A woman was struggling in her faith. She didn’t feel God’s presence like she once did, and she shared with a friend. The next time they got together, it was a Monday. The friend said, “Well what did you do this weekend?” The woman said, “I went to church for the first time in a while.” The friend said, “Great, I guess you’re feeling stronger in your faith.” The woman said, “Not really. I just realized sometimes I need to lean on the faith of others.”
If St. Luke’s can be counted on as a community where people know they will be able to lean on the faith of others, we will never have a problem with getting people to come to church.
4. But there is one more element of worship that is so important to mention and its really about what happens when all these other elements occur, when we see life from God’s view, when we put God at the center, and when we come together as community, Worship welcomes challenge. The Exiled Hebrews would come to understand as they worshipped and studied Torah, that many of their exile was the result of their own selfish actions. This would lead to repentance and change.
Worship should always include an element of confession and repentance but for that to occur there must be what John Wesley called convicting grace—being made aware of our need to change. That’s never comfortable and is often painful, and we have become such a pain-averse society, the moment some Christians experience discomfort in church they are off looking for another community of faith to keep them comfortable. But that’s not how we grow. We don’t become better by staying comfortable. And if we don’t grow, our world won’t change.
Many of the problems of our world are because of EGO. You know the old acronym for ego, don’t you? EGO stands for Edging God Out. We typically edge God when the only things we are open to hear from God is what we want to hear.

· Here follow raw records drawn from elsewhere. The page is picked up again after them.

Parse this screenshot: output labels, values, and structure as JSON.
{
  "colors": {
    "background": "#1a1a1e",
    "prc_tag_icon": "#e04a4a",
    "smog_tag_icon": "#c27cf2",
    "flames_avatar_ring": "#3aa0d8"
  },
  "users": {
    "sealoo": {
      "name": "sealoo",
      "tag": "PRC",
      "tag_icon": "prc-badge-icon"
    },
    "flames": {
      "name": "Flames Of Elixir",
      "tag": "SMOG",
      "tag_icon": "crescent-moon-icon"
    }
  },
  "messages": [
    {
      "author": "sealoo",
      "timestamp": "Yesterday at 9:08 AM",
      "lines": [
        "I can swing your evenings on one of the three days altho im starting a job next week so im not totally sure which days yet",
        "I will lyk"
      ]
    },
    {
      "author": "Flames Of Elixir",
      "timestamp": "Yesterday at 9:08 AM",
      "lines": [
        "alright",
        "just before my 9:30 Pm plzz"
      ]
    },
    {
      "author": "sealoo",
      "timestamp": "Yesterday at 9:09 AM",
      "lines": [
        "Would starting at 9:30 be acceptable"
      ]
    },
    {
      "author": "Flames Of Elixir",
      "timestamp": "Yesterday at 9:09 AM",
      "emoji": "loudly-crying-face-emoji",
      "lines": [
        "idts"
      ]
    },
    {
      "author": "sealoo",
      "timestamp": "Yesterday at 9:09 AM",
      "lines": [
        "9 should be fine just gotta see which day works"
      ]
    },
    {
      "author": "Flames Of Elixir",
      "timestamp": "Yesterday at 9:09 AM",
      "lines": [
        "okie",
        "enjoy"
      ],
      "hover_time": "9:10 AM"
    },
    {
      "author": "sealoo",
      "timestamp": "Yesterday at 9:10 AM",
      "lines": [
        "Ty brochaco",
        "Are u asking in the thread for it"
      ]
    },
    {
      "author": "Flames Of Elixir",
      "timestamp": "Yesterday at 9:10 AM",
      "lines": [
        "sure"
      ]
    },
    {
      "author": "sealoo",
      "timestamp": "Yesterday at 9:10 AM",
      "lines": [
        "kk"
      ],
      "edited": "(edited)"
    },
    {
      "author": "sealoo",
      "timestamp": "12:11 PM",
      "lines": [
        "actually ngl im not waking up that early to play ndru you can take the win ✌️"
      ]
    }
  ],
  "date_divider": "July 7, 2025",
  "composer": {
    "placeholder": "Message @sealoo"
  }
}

That’s why St. Luke’s has taken up a campaign this past year to be an anti-racist church, because we believe it is what God is saying to us and it’s what our world needs us to be. We saw it again this week. Do you wonder why black America is outraged? Because early this year hundreds of guardsmen lined the steps of the capitol during protests over racial injustice. But this week, white people, some bearing arms, pounded their way into the capitol. There is a double standard in our country.
And God needs churches like St. Luke’s, churches that are predominantly white and wealthy and influential to be willing to be challenged, even though its uncomfortable, because our world needs us to be God’s agent of peace and justice. If we ever become afraid to speak out about wrongs in our world, because it might be political, then we will have hidden our light under a bushel. People who say the church is no place for politics haven’t read the Bible. Prophets like Ezekiel challenged kings on their policies and behaviors. And societies have gotten in trouble when the church gets quiet. This doesn’t mean we can never disagree, it means we challenge each other based on what it means to be true to scripture, the mission of the church, and following WWJD—what would Jesus do?
I know I told this story earlier this year but it’s a good one. It’s about Ernest Cambell when he was pastor of a church in Michigan. Shortly after Kennedy was assassinated, a woman in the church learned about the wife of Lee Harvey Oswald and came to Campbell with a proposal to bring her to Michigan to complete her education, something she had hoped to do. She felt Oswald’s wife was a victim too. SO the church did, and when news broke, you know what else broke loose. But Ernest Campbell felt it was his responsibility to write back to every person who sent him an angry letter. He ended them all saying, “The one thing you haven’t told me is how what we are doing is unlike Christ.”
St. Luke’s, if we keep God at the center, stay committed to one another, and remain open to being challenged by God, I believe our worship we can always count on to give us hope.